ASI board discuss SIRF, crisis prevention

Christine Kittle

The directors of Associated Students Inc. discussed the independence gained from the California State University Chancellor’s Office by the passing of the Student Representation and Involvement Fee (SIRF), a $2 per semester optional fee.

Patrick Dorsey, California State Student Association liaison for Sacramento State said the fee is optional because mandatory student dollars can not be used to advocate for legislature.

“We want to be more separate from the chancellor’s office and be able to make more of our own decisions and effectively advocate for ourselves,” said Dorsey.

Dorsey gave a brief overview of the 400-page packet at the ASI board meeting as a special presentation on February 25 to walk the board through the steps related to SIRF information.

Sac State was classified this month as a Hispanic-Serving Institution, or HSI, in addition to already being classified as Asian and Pacific Islander-serving as well, said Provost Frederika Harmsen at an earlier special presentation at the ASI Board meeting.

“We just became an HSI campus,” said Harmsen. “We reached the magic of 25 percent and why that is so important for us is it opens up the doors to most diverse campus in CSU, we are in the top three.”

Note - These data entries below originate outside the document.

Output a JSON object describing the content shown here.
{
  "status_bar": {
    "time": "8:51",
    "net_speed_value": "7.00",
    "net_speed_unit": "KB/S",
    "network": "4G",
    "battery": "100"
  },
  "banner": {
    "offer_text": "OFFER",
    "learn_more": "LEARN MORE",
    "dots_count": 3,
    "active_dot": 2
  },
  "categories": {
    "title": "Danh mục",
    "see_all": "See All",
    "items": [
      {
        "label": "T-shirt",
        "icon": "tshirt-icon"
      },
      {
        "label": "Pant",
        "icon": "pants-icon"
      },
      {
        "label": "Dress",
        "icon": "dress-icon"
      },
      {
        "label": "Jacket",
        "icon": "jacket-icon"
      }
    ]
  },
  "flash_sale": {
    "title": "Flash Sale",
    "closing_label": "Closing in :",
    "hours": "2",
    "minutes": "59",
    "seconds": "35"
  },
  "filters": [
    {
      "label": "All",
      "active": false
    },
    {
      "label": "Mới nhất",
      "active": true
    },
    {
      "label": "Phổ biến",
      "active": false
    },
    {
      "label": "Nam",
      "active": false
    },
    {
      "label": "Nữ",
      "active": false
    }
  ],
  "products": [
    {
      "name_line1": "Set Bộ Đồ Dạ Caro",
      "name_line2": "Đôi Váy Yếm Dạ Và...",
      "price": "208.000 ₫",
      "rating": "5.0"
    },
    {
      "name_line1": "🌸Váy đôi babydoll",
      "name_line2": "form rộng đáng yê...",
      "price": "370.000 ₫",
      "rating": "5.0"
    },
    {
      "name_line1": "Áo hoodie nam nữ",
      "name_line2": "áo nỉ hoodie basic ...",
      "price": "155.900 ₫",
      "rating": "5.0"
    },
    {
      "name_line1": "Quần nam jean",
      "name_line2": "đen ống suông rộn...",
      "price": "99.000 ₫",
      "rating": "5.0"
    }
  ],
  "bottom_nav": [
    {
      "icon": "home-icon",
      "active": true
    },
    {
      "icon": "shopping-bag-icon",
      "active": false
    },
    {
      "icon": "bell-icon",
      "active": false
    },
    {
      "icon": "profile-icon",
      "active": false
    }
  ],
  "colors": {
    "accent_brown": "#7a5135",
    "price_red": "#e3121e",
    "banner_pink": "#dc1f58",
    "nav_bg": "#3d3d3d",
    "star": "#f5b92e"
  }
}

Caitlin Sandoval from the Student Affairs Crisis Prevention team discussed her organization and their efforts to help prevent crises on campus, including an emergency grant fund called the Hornet Proud Fund that can give each student in need up to $1,500.

“The mission of this team is to promote the health and safety of the campus community through early identification of behaviors and situations that have the potential to create risk of violence or harm to members of the community,” Sandoval said.

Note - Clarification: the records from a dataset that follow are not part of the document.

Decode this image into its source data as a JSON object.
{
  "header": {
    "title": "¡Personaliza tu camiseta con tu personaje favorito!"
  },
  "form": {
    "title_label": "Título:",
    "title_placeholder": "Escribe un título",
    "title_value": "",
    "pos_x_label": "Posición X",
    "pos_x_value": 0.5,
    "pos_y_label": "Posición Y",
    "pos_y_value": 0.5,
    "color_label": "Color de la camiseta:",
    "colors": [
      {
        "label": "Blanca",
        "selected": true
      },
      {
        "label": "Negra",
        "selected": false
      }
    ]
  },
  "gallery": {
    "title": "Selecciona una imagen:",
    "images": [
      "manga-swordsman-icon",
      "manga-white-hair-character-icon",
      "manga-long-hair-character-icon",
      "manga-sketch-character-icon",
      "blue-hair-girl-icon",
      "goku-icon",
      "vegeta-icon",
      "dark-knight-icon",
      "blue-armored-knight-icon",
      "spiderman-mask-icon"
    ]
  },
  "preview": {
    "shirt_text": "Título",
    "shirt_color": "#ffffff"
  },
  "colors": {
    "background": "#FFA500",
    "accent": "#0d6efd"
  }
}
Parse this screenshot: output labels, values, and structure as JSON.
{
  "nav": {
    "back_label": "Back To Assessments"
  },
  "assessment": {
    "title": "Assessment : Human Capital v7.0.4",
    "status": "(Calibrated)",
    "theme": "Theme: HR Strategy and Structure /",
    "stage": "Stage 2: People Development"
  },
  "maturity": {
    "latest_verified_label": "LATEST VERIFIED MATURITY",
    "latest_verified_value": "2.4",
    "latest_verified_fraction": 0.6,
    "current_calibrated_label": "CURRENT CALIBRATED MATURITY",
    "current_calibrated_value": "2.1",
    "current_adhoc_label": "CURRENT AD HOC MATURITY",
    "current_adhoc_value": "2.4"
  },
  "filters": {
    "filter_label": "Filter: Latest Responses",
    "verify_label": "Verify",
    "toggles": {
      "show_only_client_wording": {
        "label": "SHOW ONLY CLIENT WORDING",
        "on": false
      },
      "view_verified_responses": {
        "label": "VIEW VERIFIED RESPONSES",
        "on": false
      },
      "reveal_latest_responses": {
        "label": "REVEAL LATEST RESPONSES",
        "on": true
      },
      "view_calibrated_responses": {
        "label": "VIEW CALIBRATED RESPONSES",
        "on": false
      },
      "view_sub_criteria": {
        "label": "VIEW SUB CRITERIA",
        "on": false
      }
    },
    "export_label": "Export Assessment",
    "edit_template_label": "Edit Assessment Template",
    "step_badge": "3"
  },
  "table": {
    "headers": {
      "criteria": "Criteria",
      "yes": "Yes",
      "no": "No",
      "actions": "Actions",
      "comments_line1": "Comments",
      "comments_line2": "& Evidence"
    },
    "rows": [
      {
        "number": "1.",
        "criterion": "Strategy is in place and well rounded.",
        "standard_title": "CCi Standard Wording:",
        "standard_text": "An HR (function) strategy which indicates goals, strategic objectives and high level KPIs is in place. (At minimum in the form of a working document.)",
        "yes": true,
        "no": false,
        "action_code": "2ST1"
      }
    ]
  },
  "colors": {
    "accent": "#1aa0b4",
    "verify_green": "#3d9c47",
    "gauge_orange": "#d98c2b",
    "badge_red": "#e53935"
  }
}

She said to call her office during her regular business hours at (916) 278-6060, why a student should do that, and what happens if some one calls her reporting an issue:

“If there is something happening on campus and a person is concerned about behavior that they see, or they talk to a student who has made them nervous about harming themselves or harming others, they can pick up the phone and call me,” said Sandoval. “The students, the staff, the faculty, and the campus community don’t have to figure out what to do next, they can call me directly and I can navigate the situation from there.”